Anonymous said...

With all of our quantitative sophistication, the market will trend lower for longer just like they had during the great depression and other severe bears. There is no amount of manipulation possible to offset fundamentals, temporal currents of asset deflation, and the fact that there are truly fewer market participants due to all of the blow-ups. I know this is the time to buy and I have been doing this on a highly selective basis, but on the flip side I am treading cautiously and have put 1/3 of my portfolio into pure cash, and took half of that and went long a short fund. Trust me that was not easy and I wanted to cry. My short ETF position got me feeling uneasy. But that's exactly how it should feel. I don't want to get to comfortable doing this or over confident because you will be wrong once. Call me crazy.

March can not possibly be the bottom. World GDP is still falling and monetizing the debt (a.k.a printing money) will not reverse the fact that world GDP is falling but instead just devalue our own currency with the global aggregate remaining the same. We don't live in a fiat based money system but instead a credit based money system with a fiat component tacked onto it. Even if it were pure fiat, you have to lend in order for the money multiplier affect to take root and the banks are not.

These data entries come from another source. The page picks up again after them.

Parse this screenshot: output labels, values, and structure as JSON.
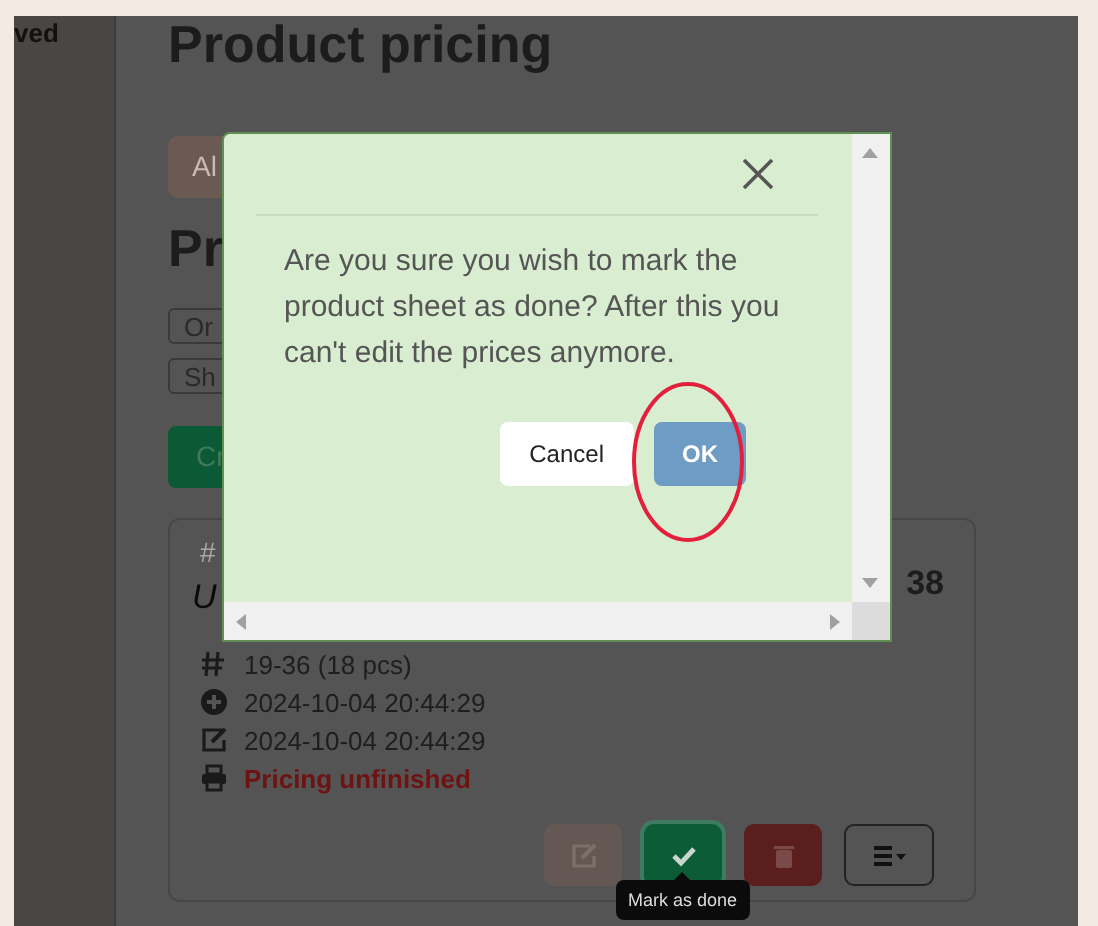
{
  "sidebar": {
    "label": "ved"
  },
  "page_title": "Product pricing",
  "top_button": {
    "label": "Al"
  },
  "section_title": "Pr",
  "outline_buttons": [
    "Or",
    "Sh"
  ],
  "create_button": {
    "label": "Cr"
  },
  "card": {
    "corner_mark": "#",
    "title": "U",
    "number": "38",
    "info_rows": [
      {
        "kind": "range",
        "text": "19-36 (18 pcs)"
      },
      {
        "kind": "created",
        "text": "2024-10-04 20:44:29"
      },
      {
        "kind": "edited",
        "text": "2024-10-04 20:44:29"
      },
      {
        "kind": "print",
        "text": "Pricing unfinished",
        "alert": true
      }
    ],
    "actions": [
      {
        "kind": "edit",
        "disabled": true
      },
      {
        "kind": "done",
        "disabled": false
      },
      {
        "kind": "delete",
        "disabled": false
      },
      {
        "kind": "menu",
        "disabled": false
      }
    ]
  },
  "tooltip": "Mark as done",
  "modal": {
    "message": "Are you sure you wish to mark the product sheet as done? After this you can't edit the prices anymore.",
    "buttons": [
      {
        "kind": "secondary",
        "label": "Cancel"
      },
      {
        "kind": "primary",
        "label": "OK"
      }
    ]
  }
}
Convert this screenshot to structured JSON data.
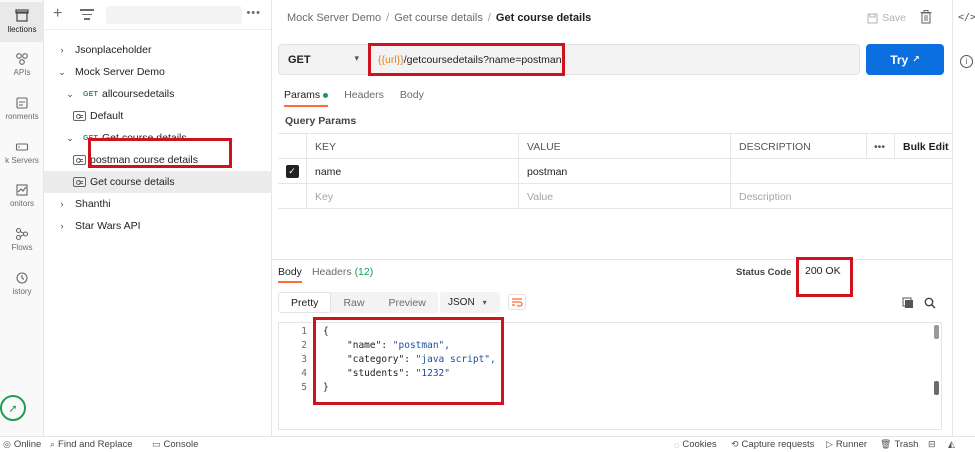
{
  "rail": {
    "items": [
      {
        "label": "llections",
        "icon": "collections-icon"
      },
      {
        "label": "APIs",
        "icon": "apis-icon"
      },
      {
        "label": "ronments",
        "icon": "environments-icon"
      },
      {
        "label": "k Servers",
        "icon": "mock-servers-icon"
      },
      {
        "label": "onitors",
        "icon": "monitors-icon"
      },
      {
        "label": "Flows",
        "icon": "flows-icon"
      },
      {
        "label": "istory",
        "icon": "history-icon"
      }
    ]
  },
  "sidebar": {
    "more": "•••",
    "tree": [
      {
        "label": "Jsonplaceholder",
        "chevron": "›",
        "method": "",
        "kind": "collection",
        "indent": 0,
        "selected": false
      },
      {
        "label": "Mock Server Demo",
        "chevron": "⌄",
        "method": "",
        "kind": "collection",
        "indent": 0,
        "selected": false
      },
      {
        "label": "allcoursedetails",
        "chevron": "⌄",
        "method": "GET",
        "kind": "request",
        "indent": 1,
        "selected": false
      },
      {
        "label": "Default",
        "chevron": "",
        "method": "",
        "kind": "example",
        "indent": 2,
        "selected": false
      },
      {
        "label": "Get course details",
        "chevron": "⌄",
        "method": "GET",
        "kind": "request",
        "indent": 1,
        "selected": false
      },
      {
        "label": "postman course details",
        "chevron": "",
        "method": "",
        "kind": "example",
        "indent": 2,
        "selected": false
      },
      {
        "label": "Get course details",
        "chevron": "",
        "method": "",
        "kind": "example",
        "indent": 2,
        "selected": true
      },
      {
        "label": "Shanthi",
        "chevron": "›",
        "method": "",
        "kind": "collection",
        "indent": 0,
        "selected": false
      },
      {
        "label": "Star Wars API",
        "chevron": "›",
        "method": "",
        "kind": "collection",
        "indent": 0,
        "selected": false
      }
    ]
  },
  "header": {
    "crumb_1": "Mock Server Demo",
    "crumb_2": "Get course details",
    "crumb_3": "Get course details",
    "separator": "/",
    "save_label": "Save"
  },
  "request": {
    "method": "GET",
    "url_var": "{{url}}",
    "url_path": "/getcoursedetails?name=postman",
    "send_label": "Try",
    "send_arrow": "↗",
    "tabs": [
      "Params",
      "Headers",
      "Body"
    ],
    "query_params_title": "Query Params",
    "columns": {
      "key": "KEY",
      "value": "VALUE",
      "description": "DESCRIPTION",
      "more": "•••",
      "bulk": "Bulk Edit"
    },
    "params": [
      {
        "key": "name",
        "value": "postman",
        "description": ""
      }
    ],
    "placeholder": {
      "key": "Key",
      "value": "Value",
      "description": "Description"
    }
  },
  "response": {
    "tab_body": "Body",
    "tab_headers": "Headers",
    "headers_count": "(12)",
    "status_label": "Status Code",
    "status_value": "200 OK",
    "views": [
      "Pretty",
      "Raw",
      "Preview"
    ],
    "format": "JSON",
    "lines": [
      {
        "n": "1",
        "text": "{"
      },
      {
        "n": "2",
        "key": "\"name\"",
        "val": "\"postman\","
      },
      {
        "n": "3",
        "key": "\"category\"",
        "val": "\"java script\","
      },
      {
        "n": "4",
        "key": "\"students\"",
        "val": "\"1232\""
      },
      {
        "n": "5",
        "text": "}"
      }
    ]
  },
  "footer": {
    "online": "Online",
    "find_replace": "Find and Replace",
    "console": "Console",
    "cookies": "Cookies",
    "capture": "Capture requests",
    "runner": "Runner",
    "trash": "Trash"
  },
  "colors": {
    "accent": "#ff6c37",
    "send": "#0b6fe0",
    "get": "#0f9d58",
    "annotation": "#d0121f",
    "url_var": "#e67e22"
  }
}
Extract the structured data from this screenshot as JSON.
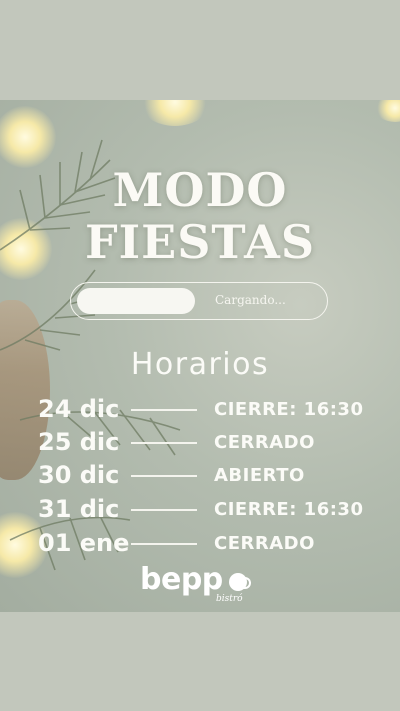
{
  "poster": {
    "title_line1": "MODO",
    "title_line2": "FIESTAS",
    "loader": {
      "text": "Cargando...",
      "progress": 0.48
    },
    "schedule_heading": "Horarios",
    "schedule": [
      {
        "date": "24 dic",
        "status": "CIERRE: 16:30"
      },
      {
        "date": "25 dic",
        "status": "CERRADO"
      },
      {
        "date": "30 dic",
        "status": "ABIERTO"
      },
      {
        "date": "31 dic",
        "status": "CIERRE: 16:30"
      },
      {
        "date": "01 ene",
        "status": "CERRADO"
      }
    ],
    "logo": {
      "word": "bepp",
      "sub": "bistró"
    }
  },
  "colors": {
    "frame": "#c2c7bc",
    "poster_bg": "#b3bcaf",
    "text": "#fbfbf7",
    "light": "#f6e9a8"
  }
}
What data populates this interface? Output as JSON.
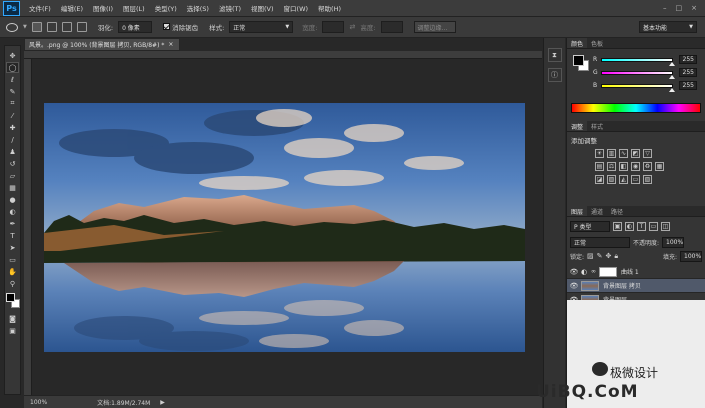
{
  "app": {
    "logo": "Ps"
  },
  "menu": [
    "文件(F)",
    "编辑(E)",
    "图像(I)",
    "图层(L)",
    "类型(Y)",
    "选择(S)",
    "滤镜(T)",
    "视图(V)",
    "窗口(W)",
    "帮助(H)"
  ],
  "window_controls": [
    "–",
    "□",
    "×"
  ],
  "options": {
    "feather_label": "羽化:",
    "feather_value": "0 像素",
    "antialias_label": "消除锯齿",
    "style_label": "样式:",
    "style_value": "正常",
    "width_label": "宽度:",
    "height_label": "高度:",
    "refine_button": "调整边缘...",
    "workspace": "基本功能"
  },
  "document": {
    "tab_title": "风景。.png @ 100% (背景图层 拷贝, RGB/8#) *",
    "tab_close": "×",
    "zoom": "100%",
    "doc_info": "文档:1.89M/2.74M"
  },
  "color_panel": {
    "tabs": [
      "颜色",
      "色板"
    ],
    "channels": [
      {
        "label": "R",
        "value": "255"
      },
      {
        "label": "G",
        "value": "255"
      },
      {
        "label": "B",
        "value": "255"
      }
    ]
  },
  "adjust_panel": {
    "tabs": [
      "调整",
      "样式"
    ],
    "title": "添加调整"
  },
  "layers_panel": {
    "tabs": [
      "图层",
      "通道",
      "路径"
    ],
    "kind_filter": "P 类型",
    "blend_mode": "正常",
    "opacity_label": "不透明度:",
    "opacity_value": "100%",
    "lock_label": "锁定:",
    "fill_label": "填充:",
    "fill_value": "100%",
    "layers": [
      {
        "name": "曲线 1",
        "selected": false
      },
      {
        "name": "背景图层 拷贝",
        "selected": true
      },
      {
        "name": "背景图层",
        "selected": false
      }
    ]
  },
  "watermark": {
    "text": "极微设计",
    "logo": "UiBQ.CoM"
  },
  "colors": {
    "accent": "#31a8ff",
    "selected_layer": "#50596a"
  }
}
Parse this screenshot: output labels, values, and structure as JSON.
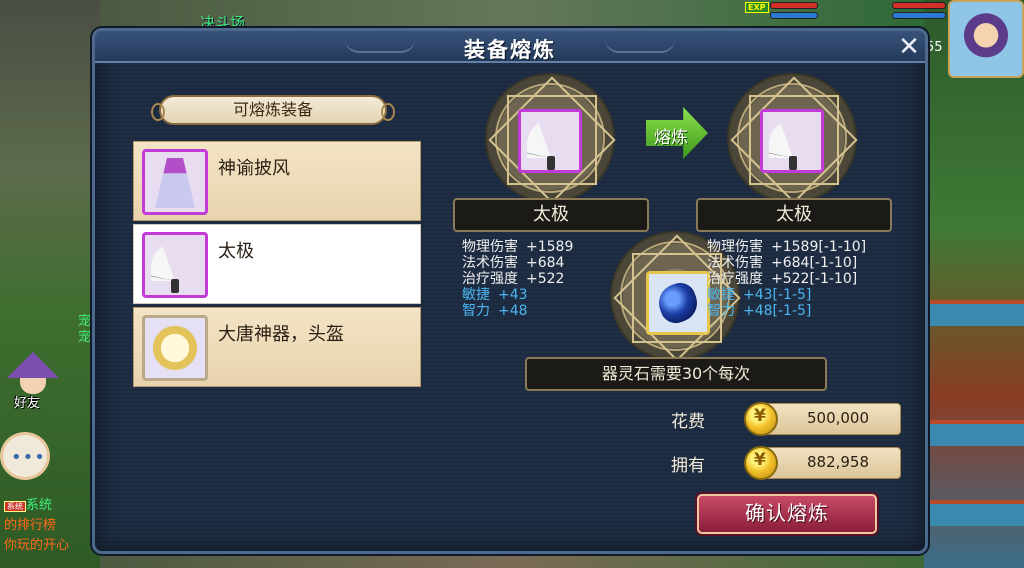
{
  "scene": {
    "arena_label": "决斗场",
    "level_text": "55",
    "friend_label": "好友",
    "chat_dots": "•••",
    "system_tag": "系统",
    "system_word": "系统",
    "system_line_1": "的排行榜",
    "system_line_2": "你玩的开心",
    "side_text_a": "宠",
    "side_text_b": "宠"
  },
  "dialog": {
    "title": "装备熔炼",
    "close_label": "✕",
    "list_header": "可熔炼装备",
    "items": [
      {
        "name": "神谕披风"
      },
      {
        "name": "太极"
      },
      {
        "name": "大唐神器，头盔"
      }
    ],
    "arrow_label": "熔炼",
    "source": {
      "name": "太极",
      "stats": [
        {
          "key": "物理伤害",
          "value": "+1589"
        },
        {
          "key": "法术伤害",
          "value": "+684"
        },
        {
          "key": "治疗强度",
          "value": "+522"
        },
        {
          "key": "敏捷",
          "value": "+43"
        },
        {
          "key": "智力",
          "value": "+48"
        }
      ]
    },
    "result": {
      "name": "太极",
      "stats": [
        {
          "key": "物理伤害",
          "value": "+1589[-1-10]"
        },
        {
          "key": "法术伤害",
          "value": "+684[-1-10]"
        },
        {
          "key": "治疗强度",
          "value": "+522[-1-10]"
        },
        {
          "key": "敏捷",
          "value": "+43[-1-5]"
        },
        {
          "key": "智力",
          "value": "+48[-1-5]"
        }
      ]
    },
    "stone_note": "器灵石需要30个每次",
    "cost_label": "花费",
    "cost_value": "500,000",
    "owned_label": "拥有",
    "owned_value": "882,958",
    "confirm_label": "确认熔炼"
  },
  "colors": {
    "panel": "#1f2e44",
    "accent_purple": "#c23ad8",
    "stat_blue": "#4ab6f0",
    "confirm": "#8a1e3a"
  }
}
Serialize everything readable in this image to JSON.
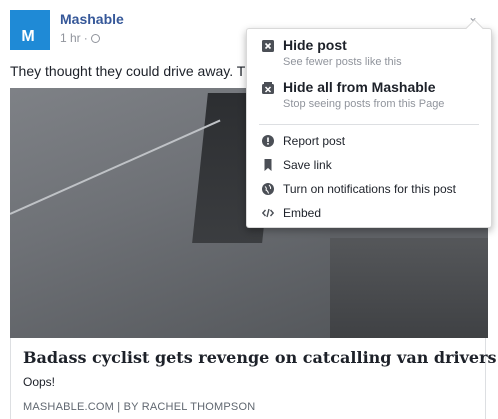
{
  "post": {
    "page_name": "Mashable",
    "avatar_letter": "M",
    "time": "1 hr",
    "separator": "·",
    "text": "They thought they could drive away. T"
  },
  "link": {
    "title": "Badass cyclist gets revenge on catcalling van drivers",
    "description": "Oops!",
    "source": "MASHABLE.COM | BY RACHEL THOMPSON"
  },
  "menu": {
    "hide_post": {
      "title": "Hide post",
      "subtitle": "See fewer posts like this"
    },
    "hide_all": {
      "title": "Hide all from Mashable",
      "subtitle": "Stop seeing posts from this Page"
    },
    "items": [
      {
        "label": "Report post",
        "icon": "report-icon"
      },
      {
        "label": "Save link",
        "icon": "bookmark-icon"
      },
      {
        "label": "Turn on notifications for this post",
        "icon": "globe-notification-icon"
      },
      {
        "label": "Embed",
        "icon": "code-icon"
      }
    ]
  },
  "colors": {
    "brand": "#365899",
    "avatar_bg": "#1f8ad6",
    "muted": "#90949c"
  }
}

I don't wish losing money on anyone so there's my two cents.

In Debt We Trust said...

A simpler explanation consists of 2 words:

Max pain.

Anonymous said...

~

Anybody think the market could just trend sideways ad nauseam?

Anonymous said...

If I understand the post, there are around, a shadow, mysterious and gruesome world of huge positions in OTC infraworld derivatives. These positions can not obtain hedging in the shadow world, in their own world, and the players depend on the open, vanilla, daylight listed market for their hedging maneuvers.

Maybe the OTC market has become too large to be hedged in an, comparatively small, open market with low liquidity or volume.

This does not define a particular direction but would do the system more unstable and movements mors sudden.

(I apologize for my horrid english)

Anonymous said...

While some of you are trying to dish on Tyler, don't forget one small thing...

There is no limit to OTC Deriv contracts that can be entered into. However, there IS a limit to the amount of underlying issuances they can be based on (GS/GE/GM/C stock is a finite amount for all intents and purposes).

Most deriv pricing formulas implicitly assume infinite ability to delta hedge the book. While I haven't looked into the matter enough to determine if that will drive price in one way or another till they meet a greater opposing force, it is something to consider that you have more and more and more dealers trying to delta hedge off of a finite supply of stock.

Just imagine some ridiculous numbers. Say that there are 100,000 shares of XYZ stock and you have 100 million of derivative contracts using it as an underlyer (requiring deltahedge).

Now imagine that you have a trillion in OTC's with XYZ as reference. Delta hedging requirements have doubled with no change in the underlyer. You're definitely going to see that affect the vol/price patterns of XYZ.

GS751 said...

lol this is a big difference between delta hedging a plain vanilla on a liquid exchange and delta hedging on OTC derivative using a liquid exchange.

Anonymous said...

oh irony of irony.
why human beings always try to attach rationality to the irreversible irrationality.

and then, later, they silently try to convince themselves that it's not their fault.

Rhys said...

These large players need to read "The Power of Small" ( http://tinyurl.com/cmdxg6 ) if they don't want to get crushed by their lumbering inefficiency. Paying more attention to smaller things would have prevented us from getting into this mess.